For the man or woman trapped in the life of slavery to sin and sickness and suffering, God sets you free through the coming of Christ. Even when they return to her former life of sin, God provides a way out that is not dependent upon physical circumstances, but depends on the condition of the heart. When we seek God, the lover of our souls, we are able to see and know His intimate presence daily in our lives. When we are dependent upon his saving grace, we can truly know the peace of God in our lives. Those who aren’t romantically inclined would chuff at the lyrics to songs like ‘Come What May’. But being in love isn’t that far off the experience of someone who has turned to Christ and accepted Him as their Saviour, waking up each day with a new realization of an intimate presence in your life. Turn to Christ and live. Speak to God as your lover and Saviour and acknowledge his power and presence in every aspect of your life.

Never knew I could feel like this
Like I have never seen the sky before
I want to vanish inside your kiss
Every day I love you more and more
Listen to my heart, can you hear it sing
Telling me to give you everything
Seasons may change, winter to spring
But I love you until the end of time

Come what may
Come what may
I will love you until my dying day

Suddenly the world seems such a perfect place
Suddenly it moves with such a perfect grace
Suddenly my life doesn’t seem such a waste
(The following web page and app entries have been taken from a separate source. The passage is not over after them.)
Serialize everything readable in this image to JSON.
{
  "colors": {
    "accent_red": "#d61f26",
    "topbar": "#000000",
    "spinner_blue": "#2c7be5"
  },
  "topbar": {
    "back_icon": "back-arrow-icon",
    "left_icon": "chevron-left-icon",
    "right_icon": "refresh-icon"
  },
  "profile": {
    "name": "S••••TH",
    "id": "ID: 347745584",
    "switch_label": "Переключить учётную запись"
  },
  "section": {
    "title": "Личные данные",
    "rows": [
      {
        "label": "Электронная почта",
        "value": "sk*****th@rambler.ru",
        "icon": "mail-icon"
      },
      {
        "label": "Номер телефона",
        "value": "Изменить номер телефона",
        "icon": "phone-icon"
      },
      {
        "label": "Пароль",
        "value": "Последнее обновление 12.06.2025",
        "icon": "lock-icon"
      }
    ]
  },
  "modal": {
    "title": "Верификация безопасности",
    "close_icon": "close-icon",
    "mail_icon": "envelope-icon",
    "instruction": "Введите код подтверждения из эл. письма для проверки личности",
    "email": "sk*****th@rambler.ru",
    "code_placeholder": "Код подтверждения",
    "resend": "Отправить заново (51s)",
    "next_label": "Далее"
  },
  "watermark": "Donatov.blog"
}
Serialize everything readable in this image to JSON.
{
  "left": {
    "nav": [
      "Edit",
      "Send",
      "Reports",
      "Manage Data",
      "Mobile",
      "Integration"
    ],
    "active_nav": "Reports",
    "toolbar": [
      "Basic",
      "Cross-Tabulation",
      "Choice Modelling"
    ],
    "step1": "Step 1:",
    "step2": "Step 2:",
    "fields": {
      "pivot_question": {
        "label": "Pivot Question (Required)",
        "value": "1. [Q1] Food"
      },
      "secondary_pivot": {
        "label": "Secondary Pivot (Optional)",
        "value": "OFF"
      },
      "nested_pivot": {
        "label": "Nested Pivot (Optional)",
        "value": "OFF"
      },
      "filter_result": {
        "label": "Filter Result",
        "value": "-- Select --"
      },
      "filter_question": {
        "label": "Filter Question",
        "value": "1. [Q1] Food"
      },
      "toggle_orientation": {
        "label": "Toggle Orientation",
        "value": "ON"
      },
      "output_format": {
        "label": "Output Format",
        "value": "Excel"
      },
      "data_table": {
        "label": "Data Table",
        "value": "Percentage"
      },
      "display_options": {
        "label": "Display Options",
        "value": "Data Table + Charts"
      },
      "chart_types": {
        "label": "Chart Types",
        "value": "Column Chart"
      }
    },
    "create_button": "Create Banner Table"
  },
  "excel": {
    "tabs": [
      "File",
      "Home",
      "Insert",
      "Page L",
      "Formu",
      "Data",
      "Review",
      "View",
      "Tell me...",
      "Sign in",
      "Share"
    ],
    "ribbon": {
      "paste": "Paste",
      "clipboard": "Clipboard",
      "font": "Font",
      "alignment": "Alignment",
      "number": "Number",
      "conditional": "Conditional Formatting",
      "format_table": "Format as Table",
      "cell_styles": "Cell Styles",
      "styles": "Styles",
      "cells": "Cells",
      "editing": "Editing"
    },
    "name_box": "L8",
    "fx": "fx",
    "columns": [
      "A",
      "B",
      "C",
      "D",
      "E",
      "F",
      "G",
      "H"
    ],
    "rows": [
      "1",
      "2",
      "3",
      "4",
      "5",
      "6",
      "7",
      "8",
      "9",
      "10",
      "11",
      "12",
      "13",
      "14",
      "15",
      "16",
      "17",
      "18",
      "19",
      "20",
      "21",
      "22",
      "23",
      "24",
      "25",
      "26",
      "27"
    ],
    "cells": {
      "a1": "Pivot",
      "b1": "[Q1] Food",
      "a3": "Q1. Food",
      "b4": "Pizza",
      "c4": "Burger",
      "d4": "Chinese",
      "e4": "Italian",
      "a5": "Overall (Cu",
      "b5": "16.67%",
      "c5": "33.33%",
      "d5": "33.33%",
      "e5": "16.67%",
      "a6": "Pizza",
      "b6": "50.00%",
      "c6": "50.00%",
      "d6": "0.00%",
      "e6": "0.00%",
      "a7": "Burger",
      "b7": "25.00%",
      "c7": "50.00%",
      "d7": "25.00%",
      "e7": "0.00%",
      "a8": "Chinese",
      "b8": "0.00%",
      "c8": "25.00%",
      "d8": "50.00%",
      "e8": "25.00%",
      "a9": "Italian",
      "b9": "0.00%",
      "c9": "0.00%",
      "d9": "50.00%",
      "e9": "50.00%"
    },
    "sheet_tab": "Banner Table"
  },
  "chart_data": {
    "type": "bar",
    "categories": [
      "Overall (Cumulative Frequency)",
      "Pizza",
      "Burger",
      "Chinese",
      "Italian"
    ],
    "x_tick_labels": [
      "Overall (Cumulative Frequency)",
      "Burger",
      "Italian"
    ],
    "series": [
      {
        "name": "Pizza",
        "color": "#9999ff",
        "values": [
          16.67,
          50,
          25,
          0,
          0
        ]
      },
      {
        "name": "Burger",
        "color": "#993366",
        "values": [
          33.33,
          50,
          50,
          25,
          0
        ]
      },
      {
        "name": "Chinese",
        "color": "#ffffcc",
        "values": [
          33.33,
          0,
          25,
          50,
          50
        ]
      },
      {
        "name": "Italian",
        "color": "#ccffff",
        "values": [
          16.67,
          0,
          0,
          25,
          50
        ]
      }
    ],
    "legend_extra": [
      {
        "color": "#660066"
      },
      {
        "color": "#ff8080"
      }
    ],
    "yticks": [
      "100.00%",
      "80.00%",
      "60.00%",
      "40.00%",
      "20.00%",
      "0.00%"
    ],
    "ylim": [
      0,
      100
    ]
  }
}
It all revolves around you
And there’s no mountain too high
No river too wide
Sing out this song and I’ll be there by your side
Storm clouds may gather
And stars may collide
But I love you until the end of time

Come what may
Come what may
I will love you until my dying day

‘Come What May’ by David Baerwald & Kevin Gilbert

1. ‘Connect the Testaments: A Daily Devotion’ by John D. Barry and Rebecca Van Noord. Lexham Press. 2014.

2.  Isaiah 54:4-10

“Do not be afraid; you will not be put to shame.
    Do not fear disgrace; you will not be humiliated.
You will forget the shame of your youth
    and remember no more the reproach of your widowhood.
 For your Maker is your husband—
    the Lord Almighty is his name—
the Holy One of Israel is your Redeemer;
    he is called the God of all the earth.
 The Lord will call you back
    as if you were a wife deserted and distressed in spirit—
a wife who married young,
    only to be rejected,” says your God.
 “For a brief moment I abandoned you,
    but with deep compassion I will bring you back.
  In a surge of anger
    I hid my face from you for a moment,
but with everlasting kindness
    I will have compassion on you,”
    says the Lord your Redeemer.

“To me this is like the days of Noah,
    when I swore that the waters of Noah would never again cover the earth.
So now I have sworn not to be angry with you,
    never to rebuke you again.
 Though the mountains be shaken
    and the hills be removed,
yet my unfailing love for you will not be shaken
    nor my covenant of peace be removed,”
    says the Lord, who has compassion on you.



[Click here for more from Isaiah]